Finding one in good condition is getting trickier and trickier, especially since the car is a favorite among modders and is often boosted by hundreds of horsepower over its stock output. Not only that, but Car and Driver reports that the car needed a strict breaking-in time of 600 miles, and if not looked after correctly during that period, the car will never be able to reach peak performance. As with many JDM models, prices for pristine examples are creeping up, and as the supply of stock Evo VIIIs dwindles, this will only increase exponentially. So, anyone who wanted to get behind the wheel of this most brutally fast of rally sedans will have to do so quickly.

Nissan Skyline R34 GTR

The Nissan Skyline R34 GTR really needs no further introduction to anyone with a basic knowledge of JDM cars, as its reputation as one of the greatest (and priciest) cars of its era now precedes it. The R34 was the fifth and last generation of the Skyline GTRs, as for the R35, the "Skyline" part of the name was dropped. Thanks to a gentleman's agreement between manufacturers, the GTR officially made 276 horsepower from the factory, but the real figure was likely more like 330 horsepower. Top Gear reports that the car's output could be easily increased to 400 horsepower with just a remap, and outputs of over 1,000 horsepower were possible with the right modifications.
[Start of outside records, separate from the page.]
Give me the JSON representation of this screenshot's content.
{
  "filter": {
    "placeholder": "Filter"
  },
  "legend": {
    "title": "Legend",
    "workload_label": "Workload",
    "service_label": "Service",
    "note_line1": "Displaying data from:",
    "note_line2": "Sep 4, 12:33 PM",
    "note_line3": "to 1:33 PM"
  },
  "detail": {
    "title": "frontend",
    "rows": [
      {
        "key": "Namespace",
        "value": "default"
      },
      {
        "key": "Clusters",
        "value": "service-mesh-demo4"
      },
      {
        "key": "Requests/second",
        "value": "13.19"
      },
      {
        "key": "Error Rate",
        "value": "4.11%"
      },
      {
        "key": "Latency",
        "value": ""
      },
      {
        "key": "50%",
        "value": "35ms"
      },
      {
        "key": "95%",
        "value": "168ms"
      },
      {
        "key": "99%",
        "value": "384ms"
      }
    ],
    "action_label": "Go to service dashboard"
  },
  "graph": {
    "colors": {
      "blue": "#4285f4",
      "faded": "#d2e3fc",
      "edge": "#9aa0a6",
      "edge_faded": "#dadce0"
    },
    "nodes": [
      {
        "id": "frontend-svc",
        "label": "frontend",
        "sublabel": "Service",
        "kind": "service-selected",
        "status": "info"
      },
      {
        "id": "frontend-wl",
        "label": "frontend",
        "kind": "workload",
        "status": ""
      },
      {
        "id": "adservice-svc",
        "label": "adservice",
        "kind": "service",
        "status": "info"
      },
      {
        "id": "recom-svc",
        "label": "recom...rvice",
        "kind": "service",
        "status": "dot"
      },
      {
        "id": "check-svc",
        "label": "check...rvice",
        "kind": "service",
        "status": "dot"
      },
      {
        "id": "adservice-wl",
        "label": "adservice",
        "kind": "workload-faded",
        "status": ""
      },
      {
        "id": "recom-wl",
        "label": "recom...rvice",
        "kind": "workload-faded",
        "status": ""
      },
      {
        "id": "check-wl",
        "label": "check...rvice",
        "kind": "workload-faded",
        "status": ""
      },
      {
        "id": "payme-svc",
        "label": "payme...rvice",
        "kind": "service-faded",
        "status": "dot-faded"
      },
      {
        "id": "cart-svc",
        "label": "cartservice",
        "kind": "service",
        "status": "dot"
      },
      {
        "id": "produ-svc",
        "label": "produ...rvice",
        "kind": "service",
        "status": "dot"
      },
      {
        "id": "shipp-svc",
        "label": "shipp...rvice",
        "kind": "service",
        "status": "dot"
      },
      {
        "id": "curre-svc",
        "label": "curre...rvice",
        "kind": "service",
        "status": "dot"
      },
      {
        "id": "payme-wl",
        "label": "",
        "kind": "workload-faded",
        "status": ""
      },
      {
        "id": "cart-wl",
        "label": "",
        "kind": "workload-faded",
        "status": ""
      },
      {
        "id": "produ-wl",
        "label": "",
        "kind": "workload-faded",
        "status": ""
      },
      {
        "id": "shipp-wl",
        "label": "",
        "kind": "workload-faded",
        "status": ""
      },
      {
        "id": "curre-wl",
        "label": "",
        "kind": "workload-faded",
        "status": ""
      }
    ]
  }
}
The car sits on the cusp between the analogue and digital eras of performance, as The Drive reports that although it comes with a number of on-board computers, its lack of electronic assists ages it today. With its RB26DETT engine and huge tuning potential, the R34 GTR is a reminder of a different era of car culture, when Japanese cars dominated the performance world. It's far from the last great Japanese performance car, as recent arrivals like the Toyota GR Yaris will attest to. But, it's the last one that feels squarely out of the Fast and Furious and Gran Turismo era, a time that many fans hold dear as the defining period for modern JDM car culture.